This was made clear in December 2021, when JPMorgan Securities received a $200m fine for widespread and longstanding use of unrecorded eCommunications including text, personal emails, and WhatsApp. In September 2022, the Securities and Exchange Commission (SEC) and the Commodities Futures Trading Commission (CFTC) issued fines amassing $1.8bn to 15 broker dealers – in a move which “underscored the importance of recordkeeping requirements”.
In the wake of these unprecedented fines, many firms acted to ensure they wouldn’t be next in the firing line. However, in most instances financial organizations simply banned communication channels, on the premise that ‘if employees aren’t using it, we don’t have to record it’. Nothing could go wrong… right?
However, as a result of channel bans, we’re quickly seeing a rise in the use of illicit comms, and punitive action as a result. Employees – at all levels of an organization – seldom respond well to banned apps; perhaps they’ve got a prospect who insists on using WhatsApp, or perhaps they like to SMS text their peers about potential trades. Either way, the banning hasn’t worked and thus these illicit comms are slowly getting firms into even deeper regulatory hot water.
For example, in December 2022, FINRA took action against an investment bank and two senior managers for their use of illicit comms. Within the firm, the use of text messages for business operations had been prohibited, however senior managers continued to use text messages for business purposes, despite ample warning from the compliance team. This use of illicit comms saw the firm pay $1.5 million in fines, with the two senior managers facing fines and suspensions.
In the UK, the Financial Conduct Authority has set its sights on financial promotions that are made across digital services, such as Instagram and Twitter, which will also need to be captured where they are used for business purposes. For compliance officers, this is a communication minefield.
How can we eradicate illicit communications?
While compliant communications may be a minefield, 2023 is not the year for compliance officers to take cover or bury their heads in the sand. As demonstrated in recent regulatory action, the restricting of certain channels is not a viable solution. Channel bans seldom work and are increasingly falling out of favour with financial regulators who are encouraging a proactive approach to compliant communications.
So how can firms prevent the pervasive use of illicit communications? The answer, somewhat paradoxically, is to open up your communication channels and capture them all, turning illicit comms into compliant comms with the flick of a switch.
The logic is clear: if you capture business communications, you will be compliant. So, if you capture all communication channels, you remove the potential for messages to fly under the radar, mitigate your risk, and can be confident that your business is communicating compliantly.

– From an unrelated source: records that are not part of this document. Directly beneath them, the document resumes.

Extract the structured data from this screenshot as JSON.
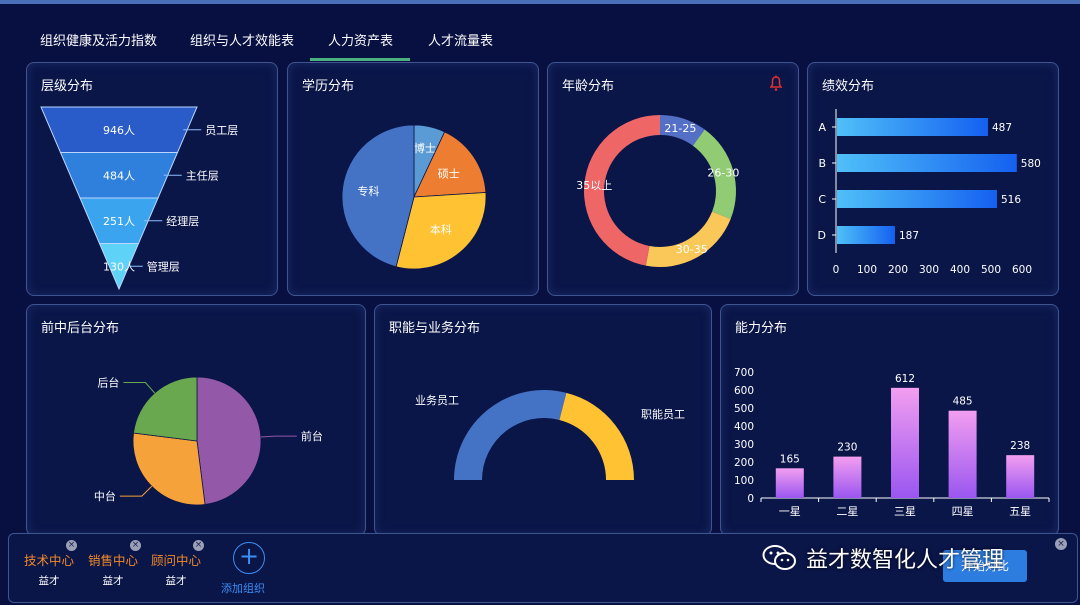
{
  "tabs": [
    {
      "label": "组织健康及活力指数"
    },
    {
      "label": "组织与人才效能表"
    },
    {
      "label": "人力资产表",
      "active": true
    },
    {
      "label": "人才流量表"
    }
  ],
  "colors": {
    "accent": "#4ab07f",
    "background": "#071040",
    "panel_border": "#3f5590",
    "highlight": "#f08a2a",
    "button": "#2d7de0"
  },
  "panels": {
    "level": {
      "title": "层级分布"
    },
    "education": {
      "title": "学历分布"
    },
    "age": {
      "title": "年龄分布",
      "bell_icon": "bell-icon"
    },
    "performance": {
      "title": "绩效分布"
    },
    "office": {
      "title": "前中后台分布"
    },
    "function": {
      "title": "职能与业务分布"
    },
    "ability": {
      "title": "能力分布"
    }
  },
  "chart_data": [
    {
      "type": "funnel",
      "title": "层级分布",
      "categories": [
        "员工层",
        "主任层",
        "经理层",
        "管理层"
      ],
      "data_labels": [
        "946人",
        "484人",
        "251人",
        "130人"
      ],
      "values": [
        946,
        484,
        251,
        130
      ],
      "colors": [
        "#2a5cc9",
        "#2f80dd",
        "#3ba4ee",
        "#5fd3f7"
      ]
    },
    {
      "type": "pie",
      "title": "学历分布",
      "categories": [
        "博士",
        "硕士",
        "本科",
        "专科"
      ],
      "values": [
        7,
        17,
        30,
        46
      ],
      "colors": [
        "#5b9bd5",
        "#ed7d31",
        "#ffc233",
        "#4472c4"
      ]
    },
    {
      "type": "pie",
      "title": "年龄分布",
      "donut": true,
      "categories": [
        "21-25",
        "26-30",
        "30-35",
        "35以上"
      ],
      "values": [
        10,
        21,
        22,
        47
      ],
      "colors": [
        "#5470c6",
        "#91cc75",
        "#fac858",
        "#ee6666"
      ]
    },
    {
      "type": "bar",
      "title": "绩效分布",
      "orientation": "horizontal",
      "categories": [
        "A",
        "B",
        "C",
        "D"
      ],
      "values": [
        487,
        580,
        516,
        187
      ],
      "xticks": [
        "0",
        "100",
        "200",
        "300",
        "400",
        "500",
        "600"
      ],
      "xlim": [
        0,
        600
      ]
    },
    {
      "type": "pie",
      "title": "前中后台分布",
      "categories": [
        "前台",
        "中台",
        "后台"
      ],
      "values": [
        48,
        29,
        23
      ],
      "colors": [
        "#9458a8",
        "#f5a23a",
        "#6aa84f"
      ]
    },
    {
      "type": "pie",
      "title": "职能与业务分布",
      "half_donut": true,
      "categories": [
        "业务员工",
        "职能员工"
      ],
      "values": [
        58,
        42
      ],
      "colors": [
        "#4472c4",
        "#ffc233"
      ]
    },
    {
      "type": "bar",
      "title": "能力分布",
      "categories": [
        "一星",
        "二星",
        "三星",
        "四星",
        "五星"
      ],
      "values": [
        165,
        230,
        612,
        485,
        238
      ],
      "yticks": [
        "0",
        "100",
        "200",
        "300",
        "400",
        "500",
        "600",
        "700"
      ],
      "ylim": [
        0,
        700
      ]
    }
  ],
  "bottom": {
    "orgs": [
      {
        "name": "技术中心",
        "sub": "益才"
      },
      {
        "name": "销售中心",
        "sub": "益才"
      },
      {
        "name": "顾问中心",
        "sub": "益才"
      }
    ],
    "add_label": "添加组织",
    "compare_label": "开始对比",
    "close_glyph": "×",
    "add_glyph": "+"
  },
  "watermark": {
    "text": "益才数智化人才管理",
    "icon": "wechat-icon"
  }
}
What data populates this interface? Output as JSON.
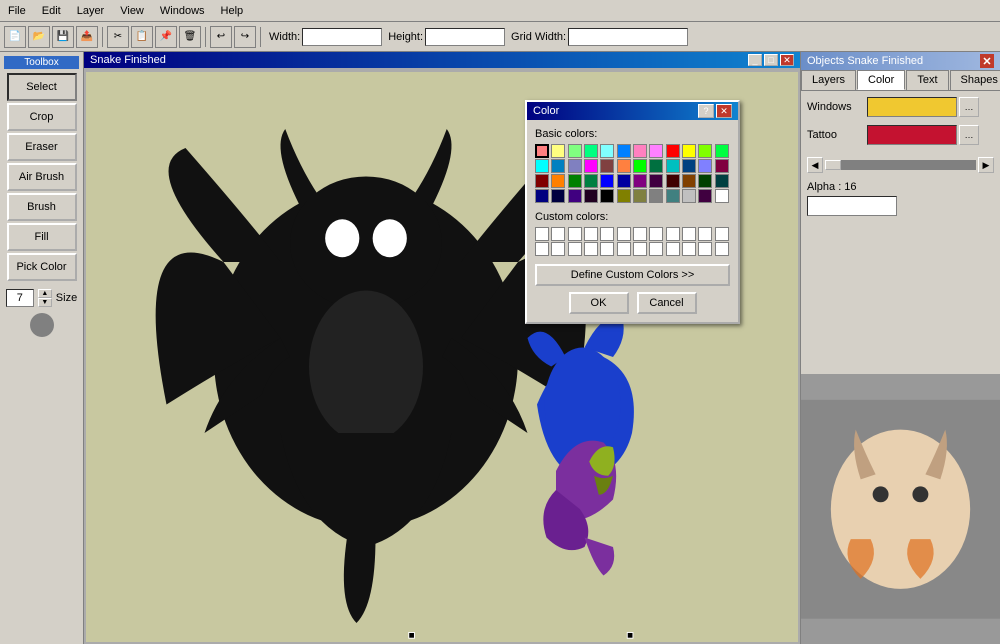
{
  "menubar": {
    "items": [
      "File",
      "Edit",
      "Layer",
      "View",
      "Windows",
      "Help"
    ]
  },
  "toolbar": {
    "width_label": "Width:",
    "height_label": "Height:",
    "gridwidth_label": "Grid Width:"
  },
  "toolbox": {
    "title": "Toolbox",
    "tools": [
      "Select",
      "Crop",
      "Eraser",
      "Air Brush",
      "Brush",
      "Fill",
      "Pick Color"
    ],
    "size_label": "Size",
    "size_value": "7"
  },
  "window_title": "Snake Finished",
  "right_panel": {
    "title": "Objects Snake Finished",
    "tabs": [
      "Layers",
      "Color",
      "Text",
      "Shapes"
    ],
    "active_tab": "Color",
    "windows_label": "Windows",
    "windows_color": "#f0c830",
    "tattoo_label": "Tattoo",
    "tattoo_color": "#c41230",
    "alpha_label": "Alpha : 16"
  },
  "color_dialog": {
    "title": "Color",
    "basic_colors_label": "Basic colors:",
    "custom_colors_label": "Custom colors:",
    "define_btn_label": "Define Custom Colors >>",
    "ok_label": "OK",
    "cancel_label": "Cancel",
    "basic_colors": [
      "#ff8080",
      "#ffff80",
      "#80ff80",
      "#00ff80",
      "#80ffff",
      "#0080ff",
      "#ff80c0",
      "#ff80ff",
      "#ff0000",
      "#ffff00",
      "#80ff00",
      "#00ff40",
      "#00ffff",
      "#0080c0",
      "#8080c0",
      "#ff00ff",
      "#804040",
      "#ff8040",
      "#00ff00",
      "#007040",
      "#00c0c0",
      "#004080",
      "#8080ff",
      "#800040",
      "#800000",
      "#ff8000",
      "#008000",
      "#008040",
      "#0000ff",
      "#0000a0",
      "#800080",
      "#400040",
      "#400000",
      "#804000",
      "#004000",
      "#004040",
      "#000080",
      "#000040",
      "#400080",
      "#200020",
      "#000000",
      "#808000",
      "#808040",
      "#808080",
      "#408080",
      "#c0c0c0",
      "#400040",
      "#ffffff"
    ],
    "custom_colors": [
      "",
      "",
      "",
      "",
      "",
      "",
      "",
      "",
      "",
      "",
      "",
      "",
      "",
      "",
      "",
      "",
      "",
      "",
      "",
      "",
      "",
      "",
      "",
      ""
    ]
  }
}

At Global Relay, we like to make every day a ‘yes day’ for compliance. No longer must firms ban channels and cross their fingers that staff will comply (or senior managers, for that matter). Instead, organisations can enable compliant communications by ensuring that they are capturing every communication from every channel.
With Global Relay, you can say goodbye to illicit comms by WhatsApp enabling your business and monitoring eComms across text, voice, video and instant message. This means that illicit comms are eradicated for good, because nothing is illicit when you’re able to compliantly capture it all.
If you’d like to know more about how Global Relay empowers compliant communication for your business, we’d love to hear from you.